Earnestly desirous to remove any cause of irritation and to insure at the same time to the commerce of all nations in China the undoubted benefits which should accrue from a formal recognition by the various powers claiming “spheres of interest” that they shall enjoy perfect equality of treatment for their commerce and navigation within such “spheres,” the Government of the United States would be pleased to see His German Majesty’s Government give formal assurances, and lend its cooperation in securing like assurances from the other interested powers, that each, within its respective sphere of whatever influence–
First. Will in no way interfere with any treaty port or any vested interest within any so-called “sphere of interest” or leased territory it may have in China.
Second. That the Chinese treaty tariff of the time being shall apply to all merchandise landed or shipped to all such ports as are within said “sphere of interest” (unless they be “free ports”), no matter to what nationality it may belong, and that duties so leviable shall be collected by the Chinese Government.
Third.

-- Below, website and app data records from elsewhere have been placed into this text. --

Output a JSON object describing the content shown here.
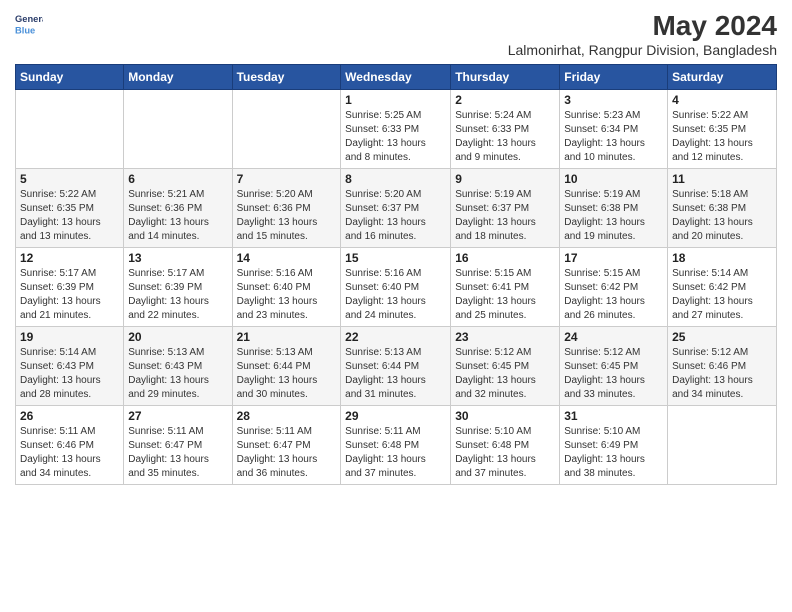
{
  "header": {
    "logo_line1": "General",
    "logo_line2": "Blue",
    "title": "May 2024",
    "subtitle": "Lalmonirhat, Rangpur Division, Bangladesh"
  },
  "days_of_week": [
    "Sunday",
    "Monday",
    "Tuesday",
    "Wednesday",
    "Thursday",
    "Friday",
    "Saturday"
  ],
  "weeks": [
    [
      {
        "num": "",
        "info": ""
      },
      {
        "num": "",
        "info": ""
      },
      {
        "num": "",
        "info": ""
      },
      {
        "num": "1",
        "info": "Sunrise: 5:25 AM\nSunset: 6:33 PM\nDaylight: 13 hours\nand 8 minutes."
      },
      {
        "num": "2",
        "info": "Sunrise: 5:24 AM\nSunset: 6:33 PM\nDaylight: 13 hours\nand 9 minutes."
      },
      {
        "num": "3",
        "info": "Sunrise: 5:23 AM\nSunset: 6:34 PM\nDaylight: 13 hours\nand 10 minutes."
      },
      {
        "num": "4",
        "info": "Sunrise: 5:22 AM\nSunset: 6:35 PM\nDaylight: 13 hours\nand 12 minutes."
      }
    ],
    [
      {
        "num": "5",
        "info": "Sunrise: 5:22 AM\nSunset: 6:35 PM\nDaylight: 13 hours\nand 13 minutes."
      },
      {
        "num": "6",
        "info": "Sunrise: 5:21 AM\nSunset: 6:36 PM\nDaylight: 13 hours\nand 14 minutes."
      },
      {
        "num": "7",
        "info": "Sunrise: 5:20 AM\nSunset: 6:36 PM\nDaylight: 13 hours\nand 15 minutes."
      },
      {
        "num": "8",
        "info": "Sunrise: 5:20 AM\nSunset: 6:37 PM\nDaylight: 13 hours\nand 16 minutes."
      },
      {
        "num": "9",
        "info": "Sunrise: 5:19 AM\nSunset: 6:37 PM\nDaylight: 13 hours\nand 18 minutes."
      },
      {
        "num": "10",
        "info": "Sunrise: 5:19 AM\nSunset: 6:38 PM\nDaylight: 13 hours\nand 19 minutes."
      },
      {
        "num": "11",
        "info": "Sunrise: 5:18 AM\nSunset: 6:38 PM\nDaylight: 13 hours\nand 20 minutes."
      }
    ],
    [
      {
        "num": "12",
        "info": "Sunrise: 5:17 AM\nSunset: 6:39 PM\nDaylight: 13 hours\nand 21 minutes."
      },
      {
        "num": "13",
        "info": "Sunrise: 5:17 AM\nSunset: 6:39 PM\nDaylight: 13 hours\nand 22 minutes."
      },
      {
        "num": "14",
        "info": "Sunrise: 5:16 AM\nSunset: 6:40 PM\nDaylight: 13 hours\nand 23 minutes."
      },
      {
        "num": "15",
        "info": "Sunrise: 5:16 AM\nSunset: 6:40 PM\nDaylight: 13 hours\nand 24 minutes."
      },
      {
        "num": "16",
        "info": "Sunrise: 5:15 AM\nSunset: 6:41 PM\nDaylight: 13 hours\nand 25 minutes."
      },
      {
        "num": "17",
        "info": "Sunrise: 5:15 AM\nSunset: 6:42 PM\nDaylight: 13 hours\nand 26 minutes."
      },
      {
        "num": "18",
        "info": "Sunrise: 5:14 AM\nSunset: 6:42 PM\nDaylight: 13 hours\nand 27 minutes."
      }
    ],
    [
      {
        "num": "19",
        "info": "Sunrise: 5:14 AM\nSunset: 6:43 PM\nDaylight: 13 hours\nand 28 minutes."
      },
      {
        "num": "20",
        "info": "Sunrise: 5:13 AM\nSunset: 6:43 PM\nDaylight: 13 hours\nand 29 minutes."
      },
      {
        "num": "21",
        "info": "Sunrise: 5:13 AM\nSunset: 6:44 PM\nDaylight: 13 hours\nand 30 minutes."
      },
      {
        "num": "22",
        "info": "Sunrise: 5:13 AM\nSunset: 6:44 PM\nDaylight: 13 hours\nand 31 minutes."
      },
      {
        "num": "23",
        "info": "Sunrise: 5:12 AM\nSunset: 6:45 PM\nDaylight: 13 hours\nand 32 minutes."
      },
      {
        "num": "24",
        "info": "Sunrise: 5:12 AM\nSunset: 6:45 PM\nDaylight: 13 hours\nand 33 minutes."
      },
      {
        "num": "25",
        "info": "Sunrise: 5:12 AM\nSunset: 6:46 PM\nDaylight: 13 hours\nand 34 minutes."
      }
    ],
    [
      {
        "num": "26",
        "info": "Sunrise: 5:11 AM\nSunset: 6:46 PM\nDaylight: 13 hours\nand 34 minutes."
      },
      {
        "num": "27",
        "info": "Sunrise: 5:11 AM\nSunset: 6:47 PM\nDaylight: 13 hours\nand 35 minutes."
      },
      {
        "num": "28",
        "info": "Sunrise: 5:11 AM\nSunset: 6:47 PM\nDaylight: 13 hours\nand 36 minutes."
      },
      {
        "num": "29",
        "info": "Sunrise: 5:11 AM\nSunset: 6:48 PM\nDaylight: 13 hours\nand 37 minutes."
      },
      {
        "num": "30",
        "info": "Sunrise: 5:10 AM\nSunset: 6:48 PM\nDaylight: 13 hours\nand 37 minutes."
      },
      {
        "num": "31",
        "info": "Sunrise: 5:10 AM\nSunset: 6:49 PM\nDaylight: 13 hours\nand 38 minutes."
      },
      {
        "num": "",
        "info": ""
      }
    ]
  ]
}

That it will levy no higher harbor dues on vessels of another nationality frequenting any port in such “sphere” than shall be levied on vessels of its own nationality, and no higher railroad charges over lines built, controlled, or operated within its “sphere” on merchandise belonging to citizens or subjects of other nationalities transported through such “sphere” than shall be levied on similar merchandise belonging to its own nationals transported over equal distances.
The liberal policy pursued by His Imperial German Majesty in declaring Kiao-chao a free port and in aiding the Chinese Government in the establishment there of a customhouse are so clearly in line with the proposition which this Government is anxious to see recognized that it entertains the strongest hope that Germany will give its acceptance and hearty support. The recent ukase of His Majesty the Emperor of Russia declaring the port of Ta-lien-wan open during the whole of the lease under which it is held from China to the merchant ships of all nations, coupled with the categorical assurances made to this Government by His Imperial Majesty’s representative at this capital at the time and since repeated to me by the present Russian ambassador, seem to insure the support of the Emperor to the proposed measure. Our ambassador at the Court of St. Petersburg has in consequence, been instructed to submit it to the Russian Government and to request their early consideration of it. A copy of my instruction on the subject to Mr. Tower is herewith enclosed for your confidential information.

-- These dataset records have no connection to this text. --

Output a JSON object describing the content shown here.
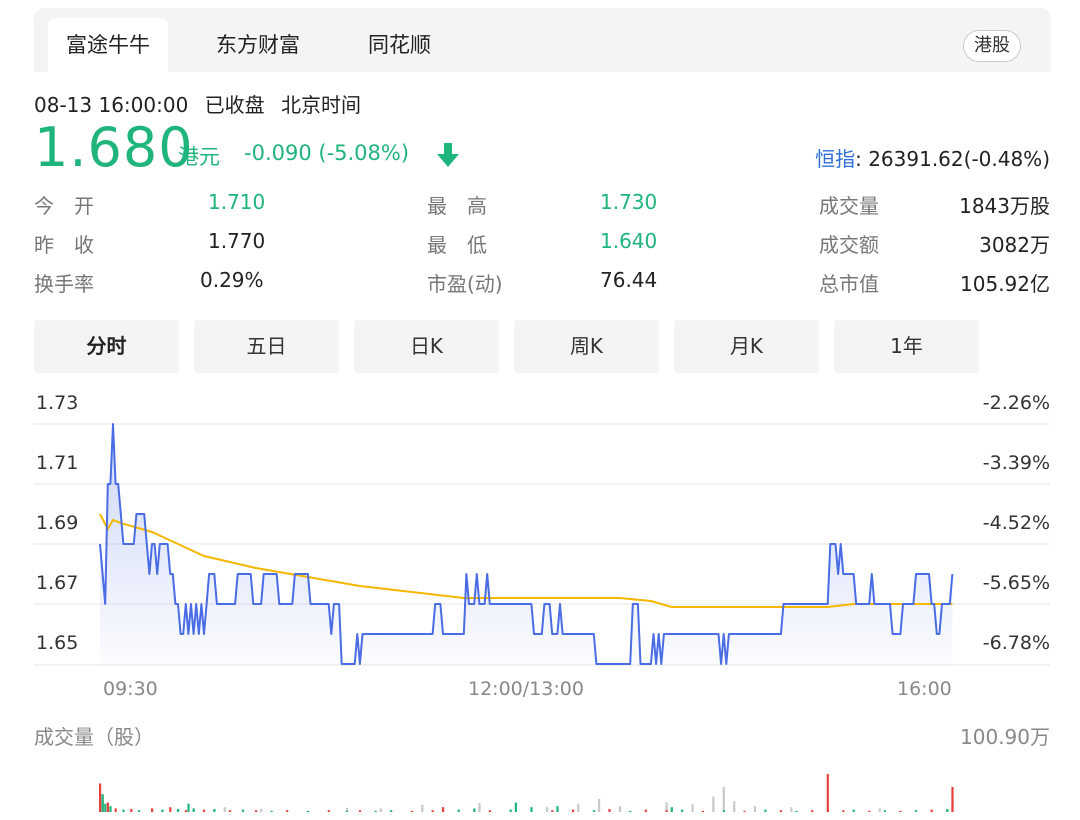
{
  "tabs": [
    {
      "label": "富途牛牛",
      "active": true
    },
    {
      "label": "东方财富",
      "active": false
    },
    {
      "label": "同花顺",
      "active": false
    }
  ],
  "market_badge": "港股",
  "status": {
    "datetime": "08-13 16:00:00",
    "state": "已收盘",
    "timezone": "北京时间"
  },
  "quote": {
    "price": "1.680",
    "unit": "港元",
    "change": "-0.090 (-5.08%)",
    "direction": "down"
  },
  "index": {
    "name": "恒指",
    "value": ": 26391.62(-0.48%)"
  },
  "stats": [
    {
      "label": "今　开",
      "value": "1.710",
      "color": "green"
    },
    {
      "label": "最　高",
      "value": "1.730",
      "color": "green"
    },
    {
      "label": "成交量",
      "value": "1843万股",
      "color": "plain"
    },
    {
      "label": "昨　收",
      "value": "1.770",
      "color": "plain"
    },
    {
      "label": "最　低",
      "value": "1.640",
      "color": "green"
    },
    {
      "label": "成交额",
      "value": "3082万",
      "color": "plain"
    },
    {
      "label": "换手率",
      "value": "0.29%",
      "color": "plain"
    },
    {
      "label": "市盈(动)",
      "value": "76.44",
      "color": "plain"
    },
    {
      "label": "总市值",
      "value": "105.92亿",
      "color": "plain"
    }
  ],
  "period_tabs": [
    {
      "label": "分时",
      "active": true
    },
    {
      "label": "五日",
      "active": false
    },
    {
      "label": "日K",
      "active": false
    },
    {
      "label": "周K",
      "active": false
    },
    {
      "label": "月K",
      "active": false
    },
    {
      "label": "1年",
      "active": false
    }
  ],
  "colors": {
    "up": "#e8413c",
    "down": "#1fb47c",
    "price_line": "#4a6de5",
    "avg_line": "#f5b700",
    "grid": "#e6e6e6",
    "index_link": "#2d6fd6"
  },
  "chart_data": {
    "type": "line",
    "y_ticks": [
      "1.73",
      "1.71",
      "1.69",
      "1.67",
      "1.65"
    ],
    "y_ticks_right": [
      "-2.26%",
      "-3.39%",
      "-4.52%",
      "-5.65%",
      "-6.78%"
    ],
    "x_ticks": [
      "09:30",
      "12:00/13:00",
      "16:00"
    ],
    "ylim": [
      1.64,
      1.735
    ],
    "n_points": 330,
    "series": [
      {
        "role": "price",
        "values": [
          [
            0,
            1.69
          ],
          [
            1,
            1.68
          ],
          [
            2,
            1.67
          ],
          [
            3,
            1.71
          ],
          [
            4,
            1.71
          ],
          [
            5,
            1.73
          ],
          [
            6,
            1.71
          ],
          [
            7,
            1.71
          ],
          [
            8,
            1.7
          ],
          [
            9,
            1.69
          ],
          [
            13,
            1.69
          ],
          [
            14,
            1.7
          ],
          [
            17,
            1.7
          ],
          [
            18,
            1.69
          ],
          [
            19,
            1.68
          ],
          [
            20,
            1.69
          ],
          [
            21,
            1.69
          ],
          [
            22,
            1.68
          ],
          [
            23,
            1.69
          ],
          [
            26,
            1.69
          ],
          [
            27,
            1.68
          ],
          [
            28,
            1.68
          ],
          [
            29,
            1.67
          ],
          [
            30,
            1.67
          ],
          [
            31,
            1.66
          ],
          [
            32,
            1.66
          ],
          [
            33,
            1.67
          ],
          [
            34,
            1.66
          ],
          [
            35,
            1.67
          ],
          [
            36,
            1.66
          ],
          [
            37,
            1.67
          ],
          [
            38,
            1.66
          ],
          [
            39,
            1.67
          ],
          [
            40,
            1.66
          ],
          [
            41,
            1.67
          ],
          [
            42,
            1.68
          ],
          [
            44,
            1.68
          ],
          [
            45,
            1.67
          ],
          [
            52,
            1.67
          ],
          [
            53,
            1.68
          ],
          [
            58,
            1.68
          ],
          [
            59,
            1.67
          ],
          [
            62,
            1.67
          ],
          [
            63,
            1.68
          ],
          [
            68,
            1.68
          ],
          [
            69,
            1.67
          ],
          [
            74,
            1.67
          ],
          [
            75,
            1.68
          ],
          [
            80,
            1.68
          ],
          [
            81,
            1.67
          ],
          [
            88,
            1.67
          ],
          [
            89,
            1.66
          ],
          [
            90,
            1.67
          ],
          [
            92,
            1.67
          ],
          [
            93,
            1.65
          ],
          [
            98,
            1.65
          ],
          [
            99,
            1.66
          ],
          [
            100,
            1.65
          ],
          [
            101,
            1.66
          ],
          [
            128,
            1.66
          ],
          [
            129,
            1.67
          ],
          [
            131,
            1.67
          ],
          [
            132,
            1.66
          ],
          [
            140,
            1.66
          ],
          [
            141,
            1.68
          ],
          [
            142,
            1.67
          ],
          [
            144,
            1.67
          ],
          [
            145,
            1.68
          ],
          [
            146,
            1.67
          ],
          [
            148,
            1.67
          ],
          [
            149,
            1.68
          ],
          [
            150,
            1.67
          ],
          [
            166,
            1.67
          ],
          [
            167,
            1.66
          ],
          [
            170,
            1.66
          ],
          [
            171,
            1.67
          ],
          [
            173,
            1.67
          ],
          [
            174,
            1.66
          ],
          [
            176,
            1.66
          ],
          [
            177,
            1.67
          ],
          [
            178,
            1.66
          ],
          [
            190,
            1.66
          ],
          [
            191,
            1.65
          ],
          [
            204,
            1.65
          ],
          [
            205,
            1.67
          ],
          [
            207,
            1.67
          ],
          [
            208,
            1.65
          ],
          [
            212,
            1.65
          ],
          [
            213,
            1.66
          ],
          [
            214,
            1.65
          ],
          [
            215,
            1.66
          ],
          [
            216,
            1.65
          ],
          [
            217,
            1.66
          ],
          [
            238,
            1.66
          ],
          [
            239,
            1.65
          ],
          [
            240,
            1.66
          ],
          [
            241,
            1.65
          ],
          [
            242,
            1.66
          ],
          [
            262,
            1.66
          ],
          [
            263,
            1.67
          ],
          [
            280,
            1.67
          ],
          [
            281,
            1.69
          ],
          [
            283,
            1.69
          ],
          [
            284,
            1.68
          ],
          [
            285,
            1.69
          ],
          [
            286,
            1.68
          ],
          [
            290,
            1.68
          ],
          [
            291,
            1.67
          ],
          [
            296,
            1.67
          ],
          [
            297,
            1.68
          ],
          [
            298,
            1.67
          ],
          [
            304,
            1.67
          ],
          [
            305,
            1.66
          ],
          [
            308,
            1.66
          ],
          [
            309,
            1.67
          ],
          [
            313,
            1.67
          ],
          [
            314,
            1.68
          ],
          [
            319,
            1.68
          ],
          [
            320,
            1.67
          ],
          [
            321,
            1.67
          ],
          [
            322,
            1.66
          ],
          [
            324,
            1.67
          ],
          [
            327,
            1.67
          ],
          [
            328,
            1.68
          ]
        ]
      },
      {
        "role": "average",
        "values": [
          [
            0,
            1.7
          ],
          [
            3,
            1.695
          ],
          [
            5,
            1.698
          ],
          [
            8,
            1.697
          ],
          [
            12,
            1.696
          ],
          [
            20,
            1.694
          ],
          [
            30,
            1.69
          ],
          [
            40,
            1.686
          ],
          [
            50,
            1.684
          ],
          [
            60,
            1.682
          ],
          [
            80,
            1.679
          ],
          [
            100,
            1.676
          ],
          [
            120,
            1.674
          ],
          [
            140,
            1.672
          ],
          [
            160,
            1.672
          ],
          [
            180,
            1.672
          ],
          [
            200,
            1.672
          ],
          [
            212,
            1.671
          ],
          [
            220,
            1.669
          ],
          [
            250,
            1.669
          ],
          [
            270,
            1.669
          ],
          [
            280,
            1.669
          ],
          [
            290,
            1.67
          ],
          [
            300,
            1.67
          ],
          [
            310,
            1.67
          ],
          [
            328,
            1.67
          ]
        ]
      }
    ],
    "volume": {
      "title": "成交量（股）",
      "max_label": "100.90万",
      "max": 100.9,
      "bars": [
        [
          0,
          30,
          "down"
        ],
        [
          1,
          18,
          "up"
        ],
        [
          2,
          14,
          "down"
        ],
        [
          3,
          16,
          "up"
        ],
        [
          4,
          10,
          "down"
        ],
        [
          6,
          6,
          "up"
        ],
        [
          9,
          4,
          "down"
        ],
        [
          12,
          5,
          "up"
        ],
        [
          15,
          3,
          "down"
        ],
        [
          20,
          6,
          "up"
        ],
        [
          24,
          4,
          "down"
        ],
        [
          27,
          8,
          "up"
        ],
        [
          30,
          5,
          "down"
        ],
        [
          33,
          3,
          "up"
        ],
        [
          36,
          6,
          "down"
        ],
        [
          40,
          4,
          "up"
        ],
        [
          44,
          5,
          "down"
        ],
        [
          50,
          3,
          "up"
        ],
        [
          55,
          4,
          "down"
        ],
        [
          60,
          3,
          "up"
        ],
        [
          66,
          2,
          "down"
        ],
        [
          72,
          3,
          "up"
        ],
        [
          80,
          2,
          "down"
        ],
        [
          88,
          3,
          "up"
        ],
        [
          95,
          2,
          "down"
        ],
        [
          100,
          3,
          "up"
        ],
        [
          106,
          2,
          "down"
        ],
        [
          112,
          3,
          "down"
        ],
        [
          120,
          2,
          "up"
        ],
        [
          128,
          3,
          "up"
        ],
        [
          132,
          8,
          "up"
        ],
        [
          138,
          4,
          "down"
        ],
        [
          144,
          6,
          "down"
        ],
        [
          150,
          3,
          "up"
        ],
        [
          158,
          4,
          "down"
        ],
        [
          166,
          8,
          "down"
        ],
        [
          174,
          3,
          "up"
        ],
        [
          182,
          4,
          "up"
        ],
        [
          190,
          3,
          "down"
        ],
        [
          196,
          5,
          "up"
        ],
        [
          204,
          2,
          "down"
        ],
        [
          210,
          4,
          "up"
        ],
        [
          218,
          3,
          "up"
        ],
        [
          224,
          4,
          "down"
        ],
        [
          232,
          2,
          "up"
        ],
        [
          240,
          3,
          "down"
        ],
        [
          248,
          2,
          "up"
        ],
        [
          256,
          4,
          "down"
        ],
        [
          262,
          3,
          "up"
        ],
        [
          268,
          2,
          "down"
        ],
        [
          274,
          3,
          "up"
        ],
        [
          280,
          2,
          "down"
        ],
        [
          286,
          3,
          "up"
        ],
        [
          290,
          4,
          "down"
        ],
        [
          296,
          2,
          "up"
        ],
        [
          302,
          3,
          "down"
        ],
        [
          308,
          2,
          "up"
        ],
        [
          314,
          3,
          "down"
        ],
        [
          320,
          4,
          "up"
        ],
        [
          326,
          5,
          "down"
        ],
        [
          328,
          14,
          "up"
        ]
      ],
      "neutral_bars": [
        [
          48,
          8
        ],
        [
          62,
          5
        ],
        [
          95,
          7
        ],
        [
          108,
          6
        ],
        [
          124,
          12
        ],
        [
          146,
          15
        ],
        [
          160,
          13
        ],
        [
          172,
          8
        ],
        [
          184,
          14
        ],
        [
          192,
          22
        ],
        [
          200,
          10
        ],
        [
          218,
          16
        ],
        [
          228,
          13
        ],
        [
          236,
          26
        ],
        [
          240,
          42
        ],
        [
          244,
          18
        ],
        [
          252,
          10
        ],
        [
          266,
          8
        ],
        [
          280,
          6
        ],
        [
          300,
          6
        ]
      ],
      "spikes_up": [
        [
          0,
          48
        ],
        [
          280,
          64
        ],
        [
          328,
          42
        ]
      ],
      "spikes_down": [
        [
          1,
          30
        ],
        [
          34,
          14
        ],
        [
          160,
          16
        ],
        [
          176,
          10
        ],
        [
          220,
          8
        ]
      ]
    }
  }
}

The commercial interests of Great Britain and Japan will be so clearly observed by the desired declaration of intentions, and the views of the Governments of these countries as to the desirability of the adoption of measures insuring the benefits of equality of treatment of all foreign trade throughout China are so similar to those entertained by the United States, that their acceptance of the propositions herein outlined and their cooperation in advocating their adoption by the other powers can be confidently expected. I enclose herewith copy of the instruction which I have sent to Mr. Choate on the subject.
In view of the present favorable conditions, you are instructed to submit the above considerations to His Imperial German Majesty’s Minister for L Foreign Affairs, and to request his early consideration of the subject.
[Identical notes, with the necessary changes, were sent on the same day to Germany, Russia, and England. Similar notes were sent later to Japan, Italy, and France.]